**WORK TO BE COMPLETED**.
Wherever the string "JSON" appears in the entries below, return the line that holds it.

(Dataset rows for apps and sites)

══════════

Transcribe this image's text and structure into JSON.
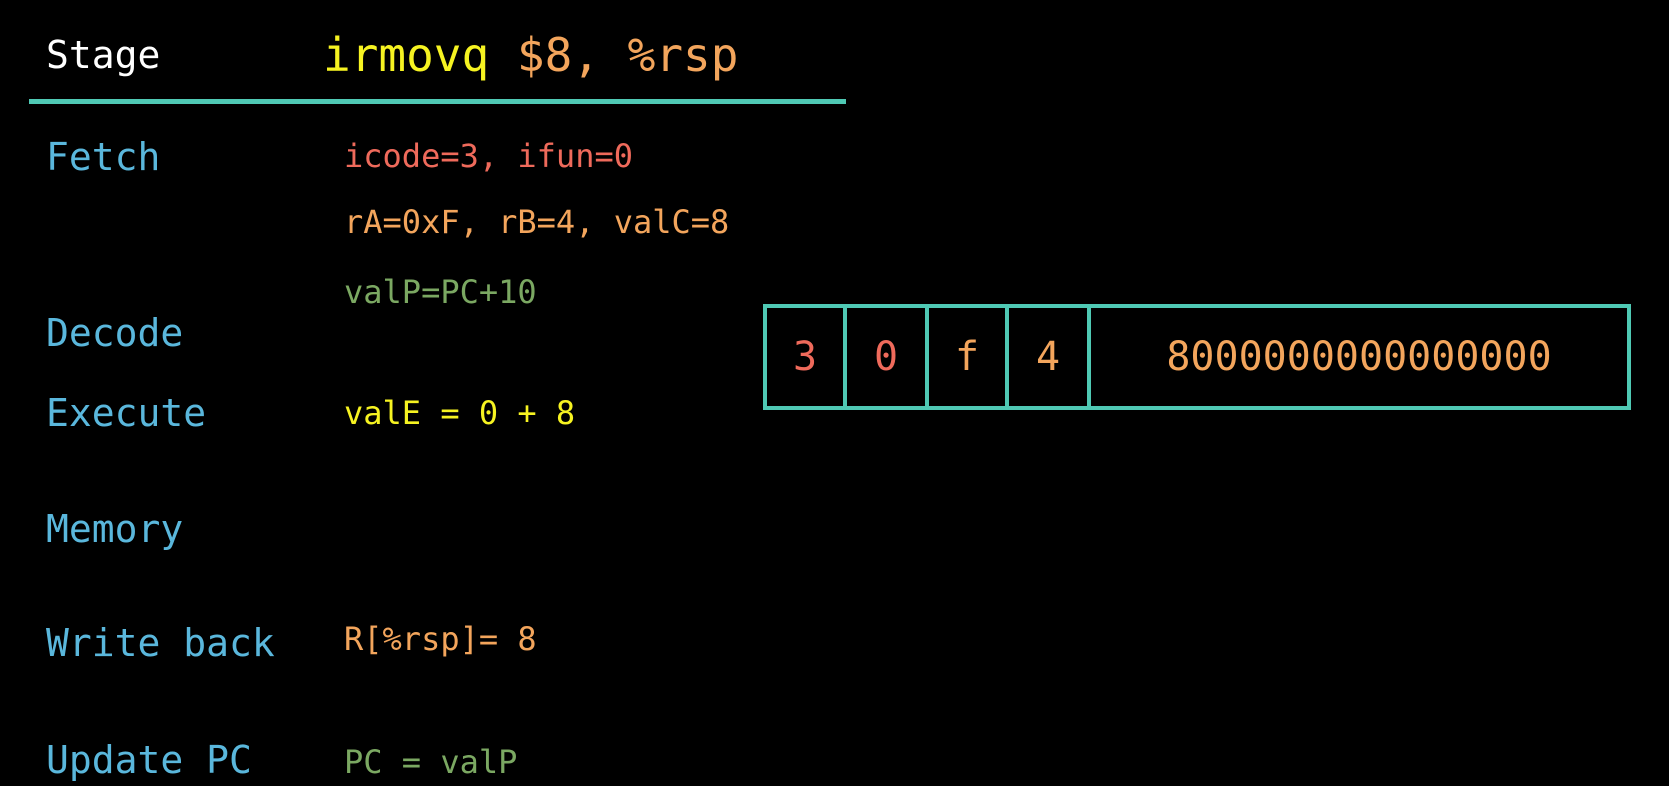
{
  "header": {
    "stage_label": "Stage",
    "mnemonic": "irmovq",
    "operands": "$8, %rsp"
  },
  "stages": {
    "fetch": "Fetch",
    "decode": "Decode",
    "execute": "Execute",
    "memory": "Memory",
    "write_back": "Write back",
    "update_pc": "Update PC"
  },
  "values": {
    "fetch_line1": "icode=3, ifun=0",
    "fetch_line2": "rA=0xF, rB=4, valC=8",
    "fetch_line3": "valP=PC+10",
    "execute": "valE = 0 + 8",
    "write_back": "R[%rsp]= 8",
    "update_pc": "PC = valP"
  },
  "encoding": {
    "icode": "3",
    "ifun": "0",
    "rA": "f",
    "rB": "4",
    "valC": "8000000000000000"
  },
  "colors": {
    "header_text": "#ffffff",
    "mnemonic": "#f6f321",
    "operands": "#f3a55c",
    "rule": "#4fc9b4",
    "stage_label": "#5ab7dc",
    "icode_line": "#ef6a5b",
    "fields_line": "#f3a55c",
    "valp_line": "#7ba862",
    "execute_line": "#f6f321",
    "writeback_line": "#f3a55c",
    "updatepc_line": "#7ba862",
    "box_border": "#4fc9b4"
  }
}
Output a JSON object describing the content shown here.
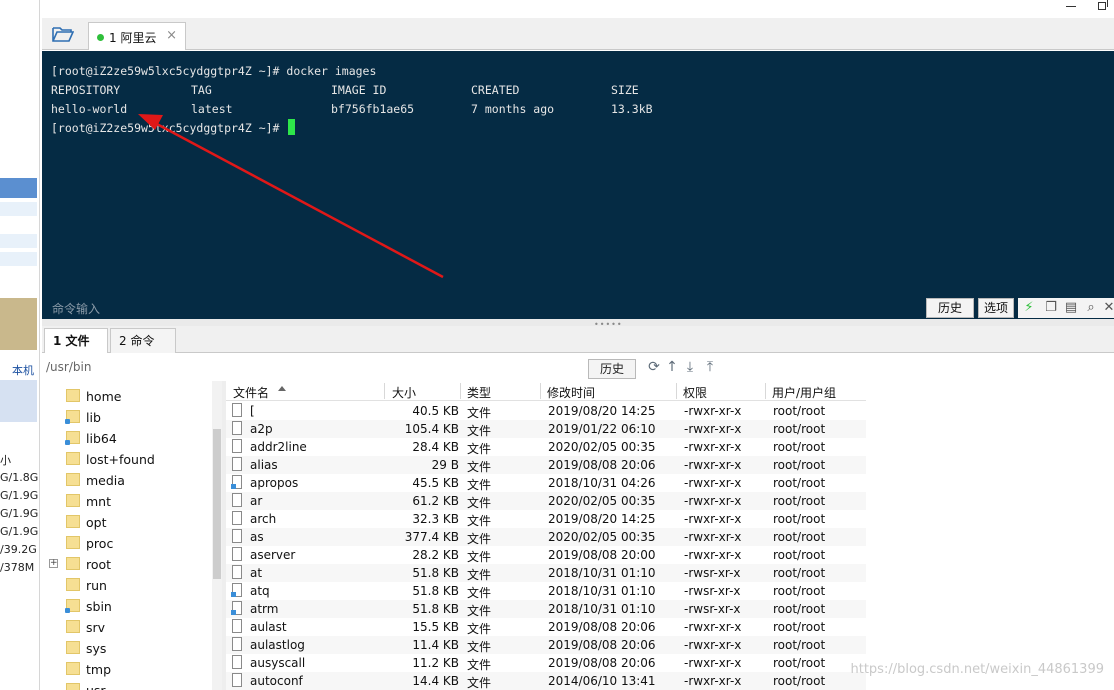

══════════

**WRITTEN REPLY**.
Transcribe this image's text and structure into JSON.
Output a JSON object describing the content shown here.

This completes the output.